Page and application data records:
※ ※ ※

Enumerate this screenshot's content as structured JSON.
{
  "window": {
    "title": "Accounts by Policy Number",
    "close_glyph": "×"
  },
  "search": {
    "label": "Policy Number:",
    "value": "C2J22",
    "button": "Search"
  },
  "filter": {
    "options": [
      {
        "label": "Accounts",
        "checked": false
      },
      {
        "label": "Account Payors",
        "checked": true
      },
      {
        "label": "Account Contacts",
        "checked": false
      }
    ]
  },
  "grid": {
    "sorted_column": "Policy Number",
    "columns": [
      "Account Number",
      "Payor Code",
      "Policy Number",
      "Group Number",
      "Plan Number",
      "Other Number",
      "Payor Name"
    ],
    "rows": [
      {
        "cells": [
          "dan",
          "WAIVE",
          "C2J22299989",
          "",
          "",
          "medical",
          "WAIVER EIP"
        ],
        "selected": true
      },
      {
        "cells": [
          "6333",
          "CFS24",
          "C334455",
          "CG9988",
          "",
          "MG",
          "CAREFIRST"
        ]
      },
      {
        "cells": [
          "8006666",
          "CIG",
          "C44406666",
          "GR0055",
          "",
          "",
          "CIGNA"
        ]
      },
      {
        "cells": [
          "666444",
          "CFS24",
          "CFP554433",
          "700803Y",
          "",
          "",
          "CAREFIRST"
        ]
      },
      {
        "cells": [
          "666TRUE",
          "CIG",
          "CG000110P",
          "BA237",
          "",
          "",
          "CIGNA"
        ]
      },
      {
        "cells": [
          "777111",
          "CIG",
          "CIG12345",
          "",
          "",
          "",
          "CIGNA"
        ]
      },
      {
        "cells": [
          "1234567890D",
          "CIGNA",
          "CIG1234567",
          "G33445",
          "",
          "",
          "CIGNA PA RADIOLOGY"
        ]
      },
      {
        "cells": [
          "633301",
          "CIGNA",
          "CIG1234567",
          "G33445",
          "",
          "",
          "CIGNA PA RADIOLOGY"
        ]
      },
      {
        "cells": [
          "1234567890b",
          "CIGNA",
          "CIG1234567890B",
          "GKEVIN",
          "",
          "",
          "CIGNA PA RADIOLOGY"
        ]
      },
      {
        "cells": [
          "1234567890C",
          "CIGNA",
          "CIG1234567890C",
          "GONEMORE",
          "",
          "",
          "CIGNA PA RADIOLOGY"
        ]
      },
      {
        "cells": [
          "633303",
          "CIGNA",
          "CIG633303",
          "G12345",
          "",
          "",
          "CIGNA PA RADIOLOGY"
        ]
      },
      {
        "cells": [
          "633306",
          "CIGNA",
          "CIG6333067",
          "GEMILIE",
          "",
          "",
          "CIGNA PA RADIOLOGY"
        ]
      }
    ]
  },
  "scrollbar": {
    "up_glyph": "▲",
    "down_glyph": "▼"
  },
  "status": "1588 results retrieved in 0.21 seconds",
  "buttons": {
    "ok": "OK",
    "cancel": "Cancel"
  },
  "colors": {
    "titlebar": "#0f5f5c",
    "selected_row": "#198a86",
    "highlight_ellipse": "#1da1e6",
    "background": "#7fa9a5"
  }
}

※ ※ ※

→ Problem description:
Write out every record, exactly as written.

→ Written answer:
Enumerate this screenshot's content as structured JSON.
{
  "window": {
    "title": "Accounts by Policy Number",
    "close_glyph": "×"
  },
  "search": {
    "label": "Policy Number:",
    "value": "C2J22",
    "button": "Search"
  },
  "filter": {
    "options": [
      {
        "label": "Accounts",
        "checked": false
      },
      {
        "label": "Account Payors",
        "checked": true
      },
      {
        "label": "Account Contacts",
        "checked": false
      }
    ]
  },
  "grid": {
    "sorted_column": "Policy Number",
    "columns": [
      "Account Number",
      "Payor Code",
      "Policy Number",
      "Group Number",
      "Plan Number",
      "Other Number",
      "Payor Name"
    ],
    "rows": [
      {
        "cells": [
          "dan",
          "WAIVE",
          "C2J22299989",
          "",
          "",
          "medical",
          "WAIVER EIP"
        ],
        "selected": true
      },
      {
        "cells": [
          "6333",
          "CFS24",
          "C334455",
          "CG9988",
          "",
          "MG",
          "CAREFIRST"
        ]
      },
      {
        "cells": [
          "8006666",
          "CIG",
          "C44406666",
          "GR0055",
          "",
          "",
          "CIGNA"
        ]
      },
      {
        "cells": [
          "666444",
          "CFS24",
          "CFP554433",
          "700803Y",
          "",
          "",
          "CAREFIRST"
        ]
      },
      {
        "cells": [
          "666TRUE",
          "CIG",
          "CG000110P",
          "BA237",
          "",
          "",
          "CIGNA"
        ]
      },
      {
        "cells": [
          "777111",
          "CIG",
          "CIG12345",
          "",
          "",
          "",
          "CIGNA"
        ]
      },
      {
        "cells": [
          "1234567890D",
          "CIGNA",
          "CIG1234567",
          "G33445",
          "",
          "",
          "CIGNA PA RADIOLOGY"
        ]
      },
      {
        "cells": [
          "633301",
          "CIGNA",
          "CIG1234567",
          "G33445",
          "",
          "",
          "CIGNA PA RADIOLOGY"
        ]
      },
      {
        "cells": [
          "1234567890b",
          "CIGNA",
          "CIG1234567890B",
          "GKEVIN",
          "",
          "",
          "CIGNA PA RADIOLOGY"
        ]
      },
      {
        "cells": [
          "1234567890C",
          "CIGNA",
          "CIG1234567890C",
          "GONEMORE",
          "",
          "",
          "CIGNA PA RADIOLOGY"
        ]
      },
      {
        "cells": [
          "633303",
          "CIGNA",
          "CIG633303",
          "G12345",
          "",
          "",
          "CIGNA PA RADIOLOGY"
        ]
      },
      {
        "cells": [
          "633306",
          "CIGNA",
          "CIG6333067",
          "GEMILIE",
          "",
          "",
          "CIGNA PA RADIOLOGY"
        ]
      }
    ]
  },
  "scrollbar": {
    "up_glyph": "▲",
    "down_glyph": "▼"
  },
  "status": "1588 results retrieved in 0.21 seconds",
  "buttons": {
    "ok": "OK",
    "cancel": "Cancel"
  },
  "colors": {
    "titlebar": "#0f5f5c",
    "selected_row": "#198a86",
    "highlight_ellipse": "#1da1e6",
    "background": "#7fa9a5"
  }
}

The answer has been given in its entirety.